Both of these are very beautiful explanations. I think the more common explanation is one based on a famous Rambam at the end of Hilchot Shemitah V’Yovel:
רמב”ם הלכות שמיטה ויובל פרק יג הלכה יג
ולא שבט לוי בלבד, אלא כל איש ואיש מכל באי העולם, אשר נדבה רוחו אותו … הרי זה נתקדש קדש קדשים, ויהיה ה’ חלקו ונחלתו לעולם ולעולמי עולמים, ויזכה לו בעולם הזה דבר המספיק לו, כמו שזכה לכהנים ללוים …
Based on this Rambam, we could say that Pinchas may never have had the first Aliyah (Avraham did, I suppose – err, sorry) or received Terumah, but he was a Kohen in the deeper, more meaningful sense of the term: he was a member of the President’s Club; he had a backstage VIP pass to shake hands with Mick Jagger. Only it was Mick Jagger who would never wash his hands again, even if no Levi would ever wash Pinchas’s.

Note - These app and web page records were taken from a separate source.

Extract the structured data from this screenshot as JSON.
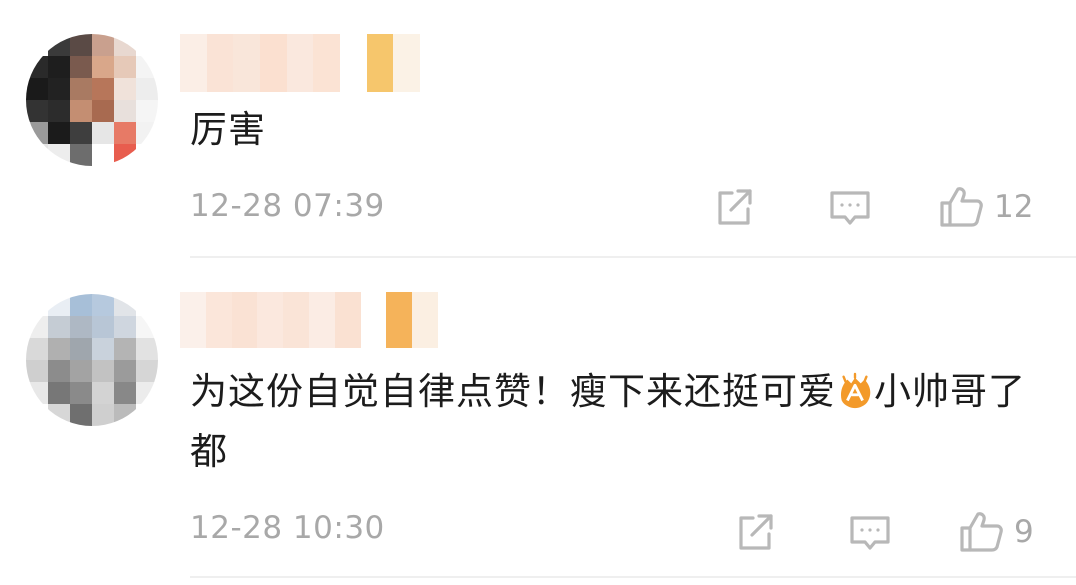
{
  "comments": [
    {
      "text": "厉害",
      "time": "12-28 07:39",
      "likes": "12",
      "share_icon": "share-icon",
      "reply_icon": "comment-icon",
      "like_icon": "thumbs-up-icon"
    },
    {
      "text_before_emoji": "为这份自觉自律点赞！瘦下来还挺可爱",
      "emoji": "clapping-hands-emoji",
      "text_after_emoji": "小帅哥了都",
      "time": "12-28 10:30",
      "likes": "9",
      "share_icon": "share-icon",
      "reply_icon": "comment-icon",
      "like_icon": "thumbs-up-icon"
    }
  ],
  "colors": {
    "text": "#1c1c1c",
    "meta": "#a8a8a8",
    "divider": "#efefef",
    "badge": "#f0a64a"
  }
}
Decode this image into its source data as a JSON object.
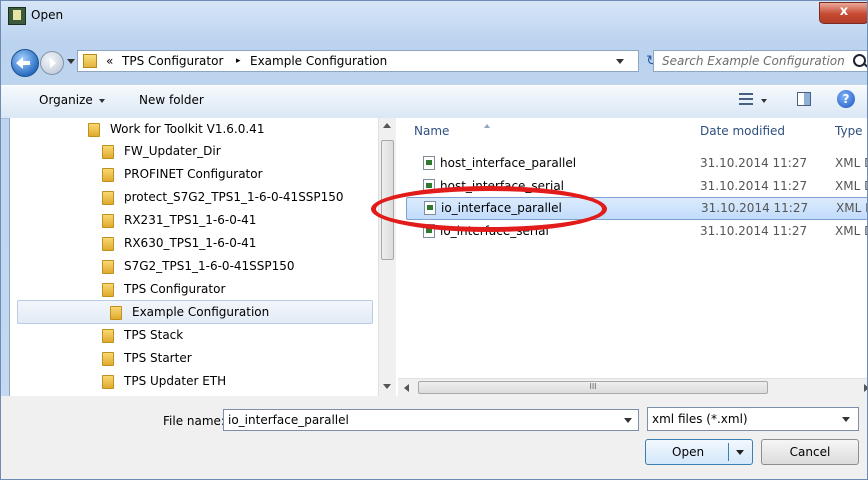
{
  "window": {
    "title": "Open",
    "close_glyph": "x"
  },
  "address": {
    "overflow": "«",
    "crumbs": [
      "TPS Configurator",
      "Example Configuration"
    ],
    "separator": "▸",
    "refresh_glyph": "↻"
  },
  "search": {
    "placeholder": "Search Example Configuration"
  },
  "toolbar": {
    "organize_label": "Organize",
    "new_folder_label": "New folder",
    "help_glyph": "?"
  },
  "tree": {
    "items": [
      "Work for Toolkit V1.6.0.41",
      "FW_Updater_Dir",
      "PROFINET Configurator",
      "protect_S7G2_TPS1_1-6-0-41SSP150",
      "RX231_TPS1_1-6-0-41",
      "RX630_TPS1_1-6-0-41",
      "S7G2_TPS1_1-6-0-41SSP150",
      "TPS Configurator",
      "Example Configuration",
      "TPS Stack",
      "TPS Starter",
      "TPS Updater ETH"
    ],
    "selected": "Example Configuration"
  },
  "files": {
    "columns": [
      "Name",
      "Date modified",
      "Type"
    ],
    "rows": [
      {
        "name": "host_interface_parallel",
        "date": "31.10.2014 11:27",
        "type": "XML D"
      },
      {
        "name": "host_interface_serial",
        "date": "31.10.2014 11:27",
        "type": "XML D"
      },
      {
        "name": "io_interface_parallel",
        "date": "31.10.2014 11:27",
        "type": "XML D"
      },
      {
        "name": "io_interface_serial",
        "date": "31.10.2014 11:27",
        "type": "XML D"
      }
    ],
    "selected": "io_interface_parallel",
    "scroll_grip": "III"
  },
  "bottom": {
    "filename_label": "File name:",
    "filename_value": "io_interface_parallel",
    "filter_value": "xml files (*.xml)",
    "open_label": "Open",
    "cancel_label": "Cancel"
  },
  "colors": {
    "annotation": "#e21b1b",
    "selection": "#c1dcfc"
  }
}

But anyway, I’ll take either of my students’ explanations over the more common one. As they say, מתלמידי יותר מכולם – from my students I have learned the most (or, perhaps, from my students I have learned more than any of them learned) (Avot).